My other major gripe is the utter lack of queer representation. The book felt weirdly heteronormative—because, to be clear, this island is a matriarchy. All these families and groups like the temple are led by women. There’s a handful of male characters, but the most powerful characters and the ones with the most agency are women—and that part is great. Yet all of the romantic aspects of the book occur between men and women. Speaking of which—Joseph/Mirabella did not make sense to me. I mentioned this to a friend, when we were talking about romance stuff, because as an aromantic person most romance doesn’t make sense to me. So as I was yelling at the page where Joseph is making out with Mirabella because she just saved his life, I’m like, “Why are you kissing her, you’re cold and wet and nearly died??” A quick glance at some other reviews from possibly allo readers suggests I am not alone in feeling like this romance is shoehorned in, though, so I feel vindicated.
Anyway, my point is that it is strange to see a book that is only five years old with literally zero queer rep. I didn’t need it to be huge, didn’t even need it to be one of the main characters. But I need to see that queer characters exist in your world, because the alternative is that you are erasing us. That is not ok. Nor is queerness even addressed—like, if Blake had put an in-universe explanation for why everyone is depressingly cisallohet, that would have been acceptable. I’d probably still grumble, because these days I am interested in positive and progressive rep, but at least it would have been explained. It’s just … not mentioned at all, and it feels like a big omission.
The rest of the relationships are better depicted. I loved the friendship among Arsinoe, Jules, and Joseph, and Arsinoe’s reluctant alliance with Jules’ estrange mother, Madrigal. I appreciated the coldness of Katharine’s relationship with Nathalia and Genevieve. I understood the discomfort of Mirabella with her strained relationship with High Priestess Luca. In all of these ways, Blake defines and shapes each of her three queens, who in turn become quite distinct girls. (I would argue that Katharine perhaps receives the least interesting vector of character development, alas, and perhaps that changes in the second book.)
On a wider scope, the entire society of the island is fascinating. There is a fairy tale-esque quality to it, in the sense that I feel like the society is not really all that functional as it is depicted, but I’m willing to go with it because the story and idea are fascinating enough. It’s implied but never outright stated that the island’s isolation from the mainland is magical—the mists prevent anyone from visiting unless they have the right knowledge, or are welcome, or something like that—Blake never really explains it, and I like that, because the worst sin I can imagine for a fantasy novel is to give me exposition about every mystery of your world.

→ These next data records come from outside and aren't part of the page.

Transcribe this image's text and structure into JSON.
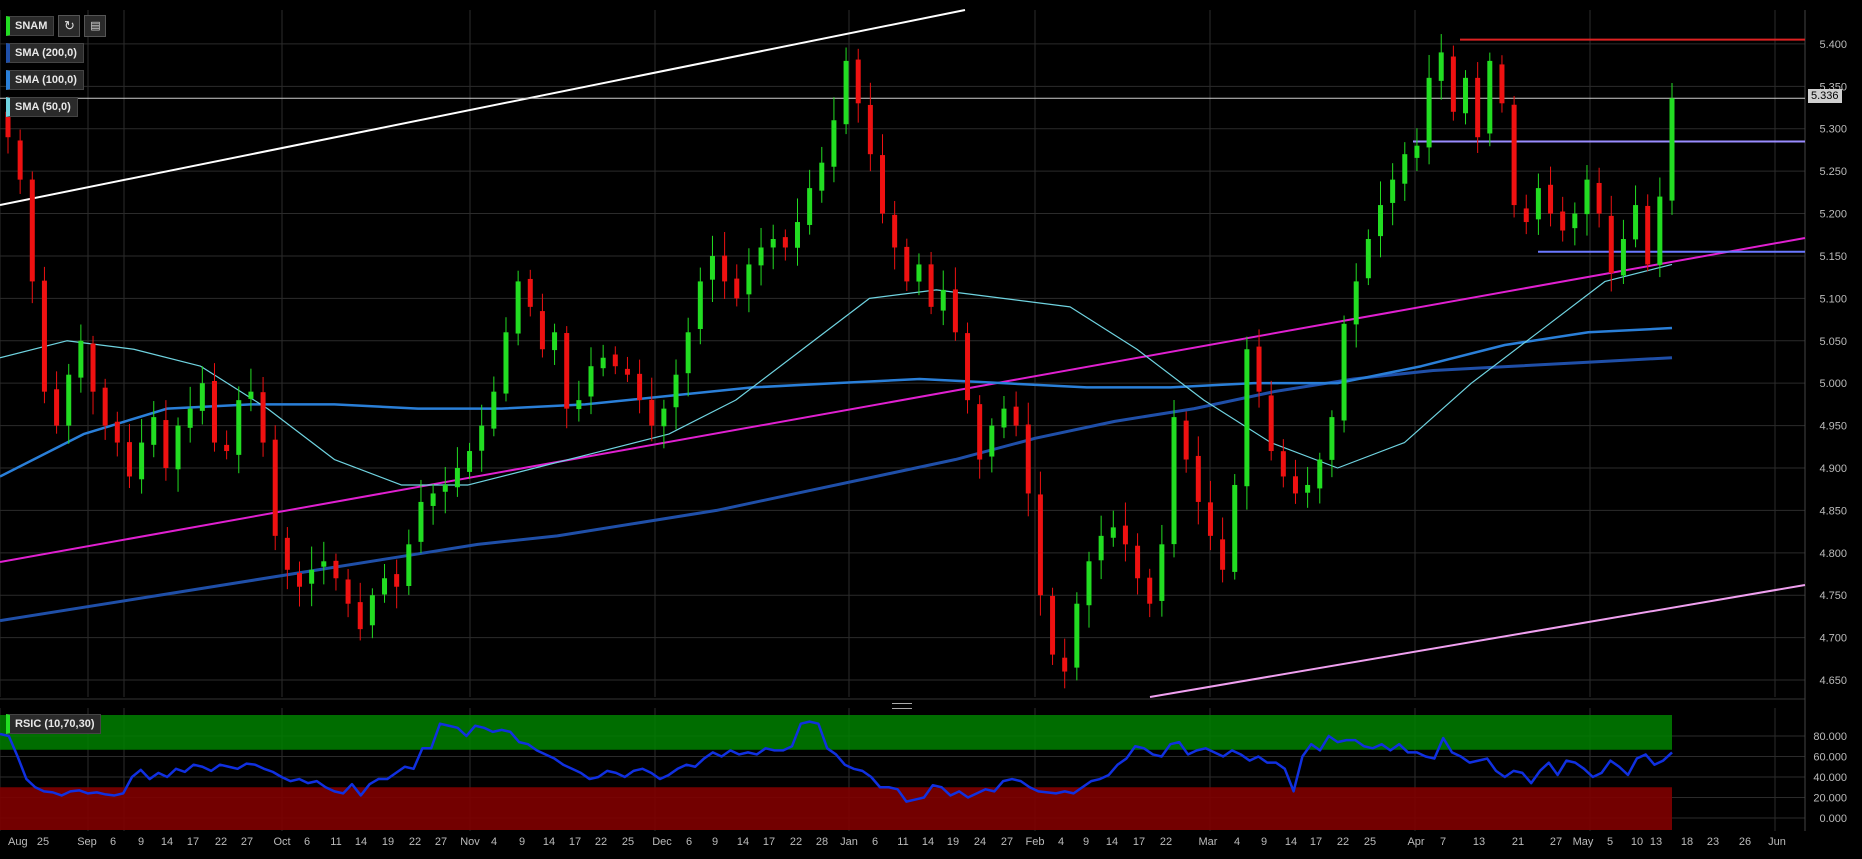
{
  "symbol": "SNAM",
  "toolbar": {
    "refresh_icon": "refresh-icon",
    "settings_icon": "chart-settings-icon"
  },
  "indicators": [
    {
      "label": "SMA (200,0)",
      "color": "#1f4fa8"
    },
    {
      "label": "SMA (100,0)",
      "color": "#2a7fd8"
    },
    {
      "label": "SMA (50,0)",
      "color": "#6fd3e0"
    }
  ],
  "rsi_label": "RSIC (10,70,30)",
  "last_price_label": "5.336",
  "colors": {
    "up": "#22dd22",
    "down": "#ee1111",
    "grid": "#2b2b2b",
    "rsi_line": "#1030e0",
    "zone_high": "#008000",
    "zone_low": "#800000",
    "trend_magenta": "#e020d0",
    "channel_pink": "#f0a0f0",
    "channel_white": "#ffffff",
    "resistance_red": "#dd2222",
    "level_purple": "#9a8cff",
    "level_blue": "#6a78ff"
  },
  "chart_data": [
    {
      "type": "candlestick",
      "title": "SNAM",
      "y_ticks": [
        "4.650",
        "4.700",
        "4.750",
        "4.800",
        "4.850",
        "4.900",
        "4.950",
        "5.000",
        "5.050",
        "5.100",
        "5.150",
        "5.200",
        "5.250",
        "5.300",
        "5.350",
        "5.400"
      ],
      "ylim": [
        4.63,
        5.44
      ],
      "x_ticks": [
        "Aug",
        "25",
        "Sep",
        "6",
        "9",
        "14",
        "17",
        "22",
        "27",
        "Oct",
        "6",
        "11",
        "14",
        "19",
        "22",
        "27",
        "Nov",
        "4",
        "9",
        "14",
        "17",
        "22",
        "25",
        "Dec",
        "6",
        "9",
        "14",
        "17",
        "22",
        "28",
        "Jan",
        "6",
        "11",
        "14",
        "19",
        "24",
        "27",
        "Feb",
        "4",
        "9",
        "14",
        "17",
        "22",
        "Mar",
        "4",
        "9",
        "14",
        "17",
        "22",
        "25",
        "Apr",
        "7",
        "13",
        "21",
        "27",
        "May",
        "5",
        "10",
        "13",
        "18",
        "23",
        "26",
        "Jun"
      ],
      "last_price": 5.336,
      "grid": true,
      "close": [
        5.29,
        5.24,
        5.12,
        4.99,
        4.95,
        5.01,
        5.05,
        4.99,
        4.95,
        4.93,
        4.89,
        4.93,
        4.96,
        4.9,
        4.95,
        4.97,
        5.0,
        4.93,
        4.92,
        4.98,
        4.99,
        4.93,
        4.82,
        4.78,
        4.76,
        4.78,
        4.79,
        4.77,
        4.74,
        4.71,
        4.75,
        4.77,
        4.76,
        4.81,
        4.86,
        4.87,
        4.88,
        4.9,
        4.92,
        4.95,
        4.99,
        5.06,
        5.12,
        5.09,
        5.04,
        5.06,
        4.97,
        4.98,
        5.02,
        5.03,
        5.02,
        5.01,
        4.98,
        4.95,
        4.97,
        5.01,
        5.06,
        5.12,
        5.15,
        5.12,
        5.1,
        5.14,
        5.16,
        5.17,
        5.16,
        5.19,
        5.23,
        5.26,
        5.31,
        5.38,
        5.33,
        5.27,
        5.2,
        5.16,
        5.12,
        5.14,
        5.09,
        5.11,
        5.06,
        4.98,
        4.91,
        4.95,
        4.97,
        4.95,
        4.87,
        4.75,
        4.68,
        4.66,
        4.74,
        4.79,
        4.82,
        4.83,
        4.81,
        4.77,
        4.74,
        4.81,
        4.96,
        4.91,
        4.86,
        4.82,
        4.78,
        4.88,
        5.04,
        4.99,
        4.92,
        4.89,
        4.87,
        4.88,
        4.91,
        4.96,
        5.07,
        5.12,
        5.17,
        5.21,
        5.24,
        5.27,
        5.28,
        5.36,
        5.39,
        5.32,
        5.36,
        5.29,
        5.38,
        5.33,
        5.21,
        5.19,
        5.23,
        5.2,
        5.18,
        5.2,
        5.24,
        5.2,
        5.13,
        5.17,
        5.21,
        5.14,
        5.22,
        5.336
      ],
      "series": [
        {
          "name": "SMA (200,0)",
          "values": [
            4.72,
            4.735,
            4.75,
            4.765,
            4.78,
            4.795,
            4.81,
            4.82,
            4.835,
            4.85,
            4.87,
            4.89,
            4.91,
            4.935,
            4.955,
            4.97,
            4.99,
            5.005,
            5.015,
            5.02,
            5.025,
            5.03
          ]
        },
        {
          "name": "SMA (100,0)",
          "values": [
            4.89,
            4.94,
            4.97,
            4.975,
            4.975,
            4.97,
            4.97,
            4.975,
            4.985,
            4.995,
            5.0,
            5.005,
            5.0,
            4.995,
            4.995,
            5.0,
            5.0,
            5.02,
            5.045,
            5.06,
            5.065
          ]
        },
        {
          "name": "SMA (50,0)",
          "values": [
            5.03,
            5.05,
            5.04,
            5.02,
            4.97,
            4.91,
            4.88,
            4.88,
            4.9,
            4.92,
            4.94,
            4.98,
            5.04,
            5.1,
            5.11,
            5.1,
            5.09,
            5.04,
            4.98,
            4.93,
            4.9,
            4.93,
            5.0,
            5.06,
            5.12,
            5.14
          ]
        }
      ],
      "levels": [
        {
          "name": "resistance",
          "value": 5.405
        },
        {
          "name": "upper range",
          "value": 5.285
        },
        {
          "name": "lower range",
          "value": 5.155
        },
        {
          "name": "last price",
          "value": 5.336
        }
      ]
    },
    {
      "type": "line",
      "title": "RSIC (10,70,30)",
      "y_ticks": [
        "0.000",
        "20.000",
        "40.000",
        "60.000",
        "80.000"
      ],
      "ylim": [
        0,
        100
      ],
      "zones": {
        "overbought": 70,
        "oversold": 30
      },
      "values": [
        82,
        80,
        60,
        38,
        30,
        26,
        25,
        22,
        26,
        27,
        24,
        25,
        23,
        22,
        24,
        40,
        47,
        38,
        44,
        40,
        48,
        45,
        52,
        50,
        46,
        52,
        50,
        48,
        53,
        52,
        48,
        45,
        40,
        36,
        38,
        34,
        36,
        30,
        26,
        24,
        33,
        22,
        33,
        38,
        38,
        44,
        50,
        48,
        68,
        68,
        92,
        90,
        88,
        80,
        90,
        88,
        84,
        86,
        84,
        74,
        72,
        66,
        62,
        58,
        52,
        48,
        44,
        38,
        40,
        46,
        44,
        40,
        46,
        48,
        44,
        38,
        42,
        48,
        52,
        50,
        58,
        64,
        60,
        66,
        62,
        64,
        62,
        68,
        66,
        66,
        70,
        92,
        94,
        92,
        68,
        62,
        52,
        48,
        46,
        40,
        30,
        30,
        28,
        16,
        18,
        20,
        32,
        30,
        22,
        26,
        20,
        24,
        28,
        26,
        36,
        38,
        36,
        30,
        26,
        25,
        24,
        26,
        24,
        30,
        36,
        38,
        42,
        52,
        58,
        70,
        68,
        62,
        60,
        72,
        74,
        62,
        66,
        68,
        64,
        60,
        66,
        62,
        56,
        60,
        54,
        54,
        48,
        26,
        60,
        72,
        66,
        80,
        74,
        76,
        76,
        70,
        68,
        72,
        66,
        72,
        64,
        64,
        60,
        58,
        78,
        64,
        60,
        54,
        56,
        58,
        46,
        40,
        46,
        44,
        34,
        46,
        54,
        42,
        56,
        54,
        48,
        40,
        44,
        56,
        50,
        42,
        58,
        62,
        52,
        56,
        64
      ]
    }
  ]
}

So let’s say that Three Dark Crowns had moments where it intrigued me with its premise and stimulated me with its execution, yet it left a bad taste in my mouth, especially with the romantic relationships and lack of queer rep. There is a good, solid story here, but it is weighed down by the critiques I’ve mentioned. I’m curious to see about how Blake’s tie-in novel stacks up compared to this one.